Images do not belong in the copy. Retype all the entries below exactly.
***** MATERIAL PROVIDED *****
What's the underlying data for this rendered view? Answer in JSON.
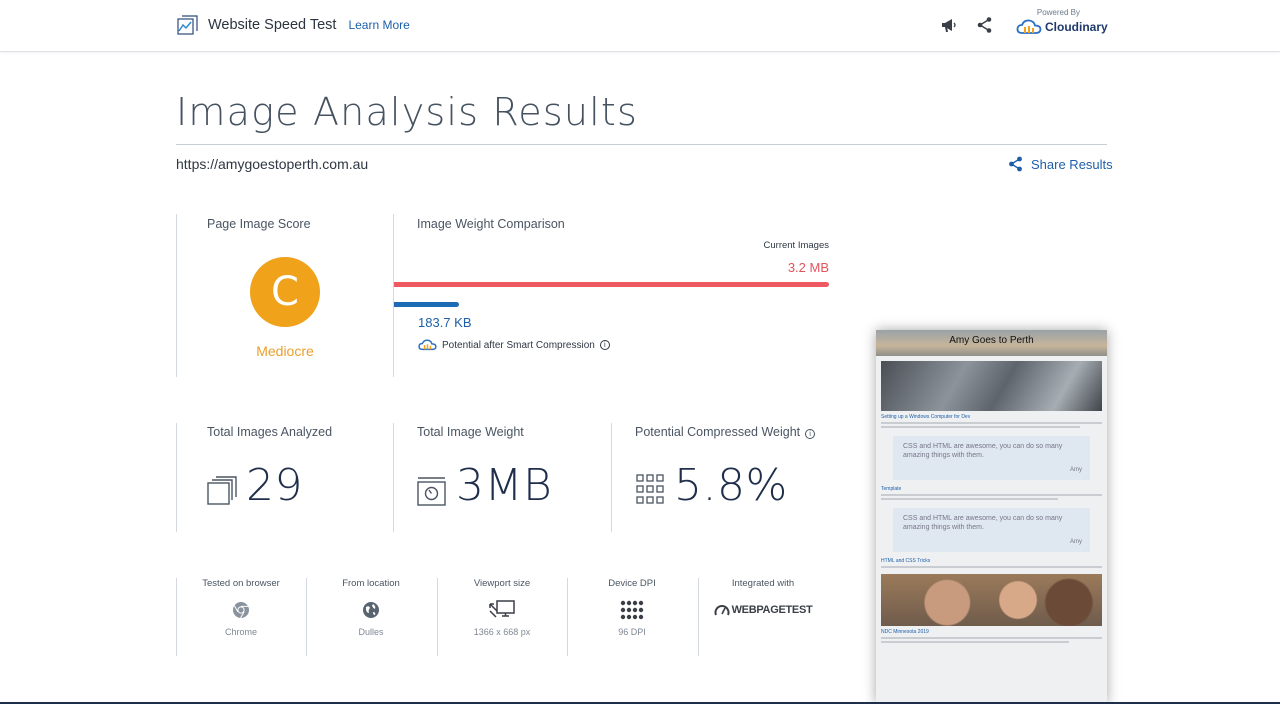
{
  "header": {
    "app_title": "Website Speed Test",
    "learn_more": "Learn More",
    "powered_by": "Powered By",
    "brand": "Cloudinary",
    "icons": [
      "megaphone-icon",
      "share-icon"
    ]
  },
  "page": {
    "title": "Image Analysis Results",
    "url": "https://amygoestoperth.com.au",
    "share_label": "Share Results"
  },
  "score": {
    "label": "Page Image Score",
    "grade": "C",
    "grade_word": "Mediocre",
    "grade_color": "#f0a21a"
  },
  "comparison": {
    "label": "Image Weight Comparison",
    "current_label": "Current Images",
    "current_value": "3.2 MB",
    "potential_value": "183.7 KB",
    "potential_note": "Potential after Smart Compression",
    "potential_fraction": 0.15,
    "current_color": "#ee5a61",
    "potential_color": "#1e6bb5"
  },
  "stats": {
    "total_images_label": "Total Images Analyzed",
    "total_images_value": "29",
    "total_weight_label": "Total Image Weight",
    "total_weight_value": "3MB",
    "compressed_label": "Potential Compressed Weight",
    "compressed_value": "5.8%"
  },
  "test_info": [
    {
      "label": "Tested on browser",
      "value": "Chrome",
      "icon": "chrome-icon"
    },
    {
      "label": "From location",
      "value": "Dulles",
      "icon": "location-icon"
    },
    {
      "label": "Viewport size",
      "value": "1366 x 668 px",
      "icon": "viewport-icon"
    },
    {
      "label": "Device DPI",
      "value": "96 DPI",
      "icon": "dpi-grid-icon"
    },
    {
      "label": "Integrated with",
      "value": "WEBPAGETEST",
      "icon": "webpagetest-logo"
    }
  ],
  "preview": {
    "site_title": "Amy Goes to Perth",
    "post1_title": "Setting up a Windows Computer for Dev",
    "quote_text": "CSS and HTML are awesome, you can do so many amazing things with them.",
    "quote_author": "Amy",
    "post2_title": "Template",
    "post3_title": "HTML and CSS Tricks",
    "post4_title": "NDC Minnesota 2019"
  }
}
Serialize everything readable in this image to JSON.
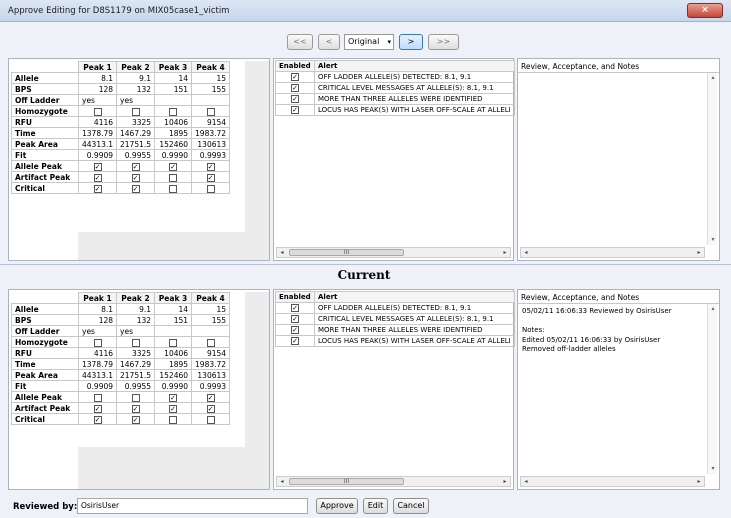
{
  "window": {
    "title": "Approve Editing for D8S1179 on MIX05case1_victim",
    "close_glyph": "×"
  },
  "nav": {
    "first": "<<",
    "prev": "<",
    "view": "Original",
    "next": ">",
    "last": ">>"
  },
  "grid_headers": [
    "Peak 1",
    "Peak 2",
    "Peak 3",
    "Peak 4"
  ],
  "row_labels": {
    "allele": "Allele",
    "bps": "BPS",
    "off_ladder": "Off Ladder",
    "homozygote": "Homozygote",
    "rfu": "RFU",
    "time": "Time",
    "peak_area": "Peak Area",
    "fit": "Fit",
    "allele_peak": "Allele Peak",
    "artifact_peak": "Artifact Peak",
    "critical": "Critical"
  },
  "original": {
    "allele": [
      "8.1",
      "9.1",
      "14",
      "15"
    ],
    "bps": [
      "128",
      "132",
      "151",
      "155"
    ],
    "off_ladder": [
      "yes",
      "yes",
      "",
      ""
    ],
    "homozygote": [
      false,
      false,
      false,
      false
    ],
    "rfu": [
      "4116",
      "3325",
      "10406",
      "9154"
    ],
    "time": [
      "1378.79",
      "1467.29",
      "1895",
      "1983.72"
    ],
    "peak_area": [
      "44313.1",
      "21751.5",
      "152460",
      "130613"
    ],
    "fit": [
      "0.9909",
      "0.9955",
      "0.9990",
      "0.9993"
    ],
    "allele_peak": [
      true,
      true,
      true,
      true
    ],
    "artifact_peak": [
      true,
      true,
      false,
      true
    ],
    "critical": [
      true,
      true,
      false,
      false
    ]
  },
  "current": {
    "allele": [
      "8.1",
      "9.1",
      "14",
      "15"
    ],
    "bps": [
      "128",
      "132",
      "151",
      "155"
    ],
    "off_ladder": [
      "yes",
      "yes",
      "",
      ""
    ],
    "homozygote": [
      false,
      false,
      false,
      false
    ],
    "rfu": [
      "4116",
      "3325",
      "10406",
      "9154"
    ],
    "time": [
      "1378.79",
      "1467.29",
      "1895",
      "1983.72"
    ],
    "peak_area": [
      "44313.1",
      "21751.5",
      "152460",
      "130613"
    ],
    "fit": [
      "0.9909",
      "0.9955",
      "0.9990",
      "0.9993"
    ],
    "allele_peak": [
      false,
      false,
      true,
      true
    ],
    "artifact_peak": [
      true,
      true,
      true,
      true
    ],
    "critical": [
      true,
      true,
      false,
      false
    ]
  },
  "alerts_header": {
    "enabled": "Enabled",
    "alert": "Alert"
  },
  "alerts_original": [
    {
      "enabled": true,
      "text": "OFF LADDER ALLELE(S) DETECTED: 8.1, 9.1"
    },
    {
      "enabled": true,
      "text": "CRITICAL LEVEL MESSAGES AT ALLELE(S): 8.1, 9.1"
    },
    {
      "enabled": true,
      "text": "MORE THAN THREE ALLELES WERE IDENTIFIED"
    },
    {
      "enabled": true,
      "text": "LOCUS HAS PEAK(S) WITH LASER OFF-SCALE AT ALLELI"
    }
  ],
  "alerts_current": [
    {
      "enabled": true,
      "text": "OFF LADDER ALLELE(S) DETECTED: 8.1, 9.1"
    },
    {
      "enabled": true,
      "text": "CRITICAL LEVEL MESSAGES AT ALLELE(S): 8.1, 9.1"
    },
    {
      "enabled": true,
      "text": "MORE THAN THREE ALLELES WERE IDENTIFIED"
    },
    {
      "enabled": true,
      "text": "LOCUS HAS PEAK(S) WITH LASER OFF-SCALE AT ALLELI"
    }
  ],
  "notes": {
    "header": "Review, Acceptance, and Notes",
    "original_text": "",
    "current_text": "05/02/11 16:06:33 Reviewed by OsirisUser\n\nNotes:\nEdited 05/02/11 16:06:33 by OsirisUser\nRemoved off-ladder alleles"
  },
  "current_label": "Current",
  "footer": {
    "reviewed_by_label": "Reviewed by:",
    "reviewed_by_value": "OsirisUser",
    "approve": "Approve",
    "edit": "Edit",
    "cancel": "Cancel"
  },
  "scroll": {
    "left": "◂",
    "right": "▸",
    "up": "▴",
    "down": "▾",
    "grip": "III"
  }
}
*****
> [SOLUTION]:
What's the underlying data for this rendered view? Answer in JSON.
{
  "header": {
    "app_title": "Website Speed Test",
    "learn_more": "Learn More",
    "powered_by": "Powered By",
    "brand": "Cloudinary",
    "icons": [
      "megaphone-icon",
      "share-icon"
    ]
  },
  "page": {
    "title": "Image Analysis Results",
    "url": "https://amygoestoperth.com.au",
    "share_label": "Share Results"
  },
  "score": {
    "label": "Page Image Score",
    "grade": "C",
    "grade_word": "Mediocre",
    "grade_color": "#f0a21a"
  },
  "comparison": {
    "label": "Image Weight Comparison",
    "current_label": "Current Images",
    "current_value": "3.2 MB",
    "potential_value": "183.7 KB",
    "potential_note": "Potential after Smart Compression",
    "potential_fraction": 0.15,
    "current_color": "#ee5a61",
    "potential_color": "#1e6bb5"
  },
  "stats": {
    "total_images_label": "Total Images Analyzed",
    "total_images_value": "29",
    "total_weight_label": "Total Image Weight",
    "total_weight_value": "3MB",
    "compressed_label": "Potential Compressed Weight",
    "compressed_value": "5.8%"
  },
  "test_info": [
    {
      "label": "Tested on browser",
      "value": "Chrome",
      "icon": "chrome-icon"
    },
    {
      "label": "From location",
      "value": "Dulles",
      "icon": "location-icon"
    },
    {
      "label": "Viewport size",
      "value": "1366 x 668 px",
      "icon": "viewport-icon"
    },
    {
      "label": "Device DPI",
      "value": "96 DPI",
      "icon": "dpi-grid-icon"
    },
    {
      "label": "Integrated with",
      "value": "WEBPAGETEST",
      "icon": "webpagetest-logo"
    }
  ],
  "preview": {
    "site_title": "Amy Goes to Perth",
    "post1_title": "Setting up a Windows Computer for Dev",
    "quote_text": "CSS and HTML are awesome, you can do so many amazing things with them.",
    "quote_author": "Amy",
    "post2_title": "Template",
    "post3_title": "HTML and CSS Tricks",
    "post4_title": "NDC Minnesota 2019"
  }
}
Serialize everything readable in this image to JSON.
{
  "window": {
    "title": "Approve Editing for D8S1179 on MIX05case1_victim",
    "close_glyph": "×"
  },
  "nav": {
    "first": "<<",
    "prev": "<",
    "view": "Original",
    "next": ">",
    "last": ">>"
  },
  "grid_headers": [
    "Peak 1",
    "Peak 2",
    "Peak 3",
    "Peak 4"
  ],
  "row_labels": {
    "allele": "Allele",
    "bps": "BPS",
    "off_ladder": "Off Ladder",
    "homozygote": "Homozygote",
    "rfu": "RFU",
    "time": "Time",
    "peak_area": "Peak Area",
    "fit": "Fit",
    "allele_peak": "Allele Peak",
    "artifact_peak": "Artifact Peak",
    "critical": "Critical"
  },
  "original": {
    "allele": [
      "8.1",
      "9.1",
      "14",
      "15"
    ],
    "bps": [
      "128",
      "132",
      "151",
      "155"
    ],
    "off_ladder": [
      "yes",
      "yes",
      "",
      ""
    ],
    "homozygote": [
      false,
      false,
      false,
      false
    ],
    "rfu": [
      "4116",
      "3325",
      "10406",
      "9154"
    ],
    "time": [
      "1378.79",
      "1467.29",
      "1895",
      "1983.72"
    ],
    "peak_area": [
      "44313.1",
      "21751.5",
      "152460",
      "130613"
    ],
    "fit": [
      "0.9909",
      "0.9955",
      "0.9990",
      "0.9993"
    ],
    "allele_peak": [
      true,
      true,
      true,
      true
    ],
    "artifact_peak": [
      true,
      true,
      false,
      true
    ],
    "critical": [
      true,
      true,
      false,
      false
    ]
  },
  "current": {
    "allele": [
      "8.1",
      "9.1",
      "14",
      "15"
    ],
    "bps": [
      "128",
      "132",
      "151",
      "155"
    ],
    "off_ladder": [
      "yes",
      "yes",
      "",
      ""
    ],
    "homozygote": [
      false,
      false,
      false,
      false
    ],
    "rfu": [
      "4116",
      "3325",
      "10406",
      "9154"
    ],
    "time": [
      "1378.79",
      "1467.29",
      "1895",
      "1983.72"
    ],
    "peak_area": [
      "44313.1",
      "21751.5",
      "152460",
      "130613"
    ],
    "fit": [
      "0.9909",
      "0.9955",
      "0.9990",
      "0.9993"
    ],
    "allele_peak": [
      false,
      false,
      true,
      true
    ],
    "artifact_peak": [
      true,
      true,
      true,
      true
    ],
    "critical": [
      true,
      true,
      false,
      false
    ]
  },
  "alerts_header": {
    "enabled": "Enabled",
    "alert": "Alert"
  },
  "alerts_original": [
    {
      "enabled": true,
      "text": "OFF LADDER ALLELE(S) DETECTED: 8.1, 9.1"
    },
    {
      "enabled": true,
      "text": "CRITICAL LEVEL MESSAGES AT ALLELE(S): 8.1, 9.1"
    },
    {
      "enabled": true,
      "text": "MORE THAN THREE ALLELES WERE IDENTIFIED"
    },
    {
      "enabled": true,
      "text": "LOCUS HAS PEAK(S) WITH LASER OFF-SCALE AT ALLELI"
    }
  ],
  "alerts_current": [
    {
      "enabled": true,
      "text": "OFF LADDER ALLELE(S) DETECTED: 8.1, 9.1"
    },
    {
      "enabled": true,
      "text": "CRITICAL LEVEL MESSAGES AT ALLELE(S): 8.1, 9.1"
    },
    {
      "enabled": true,
      "text": "MORE THAN THREE ALLELES WERE IDENTIFIED"
    },
    {
      "enabled": true,
      "text": "LOCUS HAS PEAK(S) WITH LASER OFF-SCALE AT ALLELI"
    }
  ],
  "notes": {
    "header": "Review, Acceptance, and Notes",
    "original_text": "",
    "current_text": "05/02/11 16:06:33 Reviewed by OsirisUser\n\nNotes:\nEdited 05/02/11 16:06:33 by OsirisUser\nRemoved off-ladder alleles"
  },
  "current_label": "Current",
  "footer": {
    "reviewed_by_label": "Reviewed by:",
    "reviewed_by_value": "OsirisUser",
    "approve": "Approve",
    "edit": "Edit",
    "cancel": "Cancel"
  },
  "scroll": {
    "left": "◂",
    "right": "▸",
    "up": "▴",
    "down": "▾",
    "grip": "III"
  }
}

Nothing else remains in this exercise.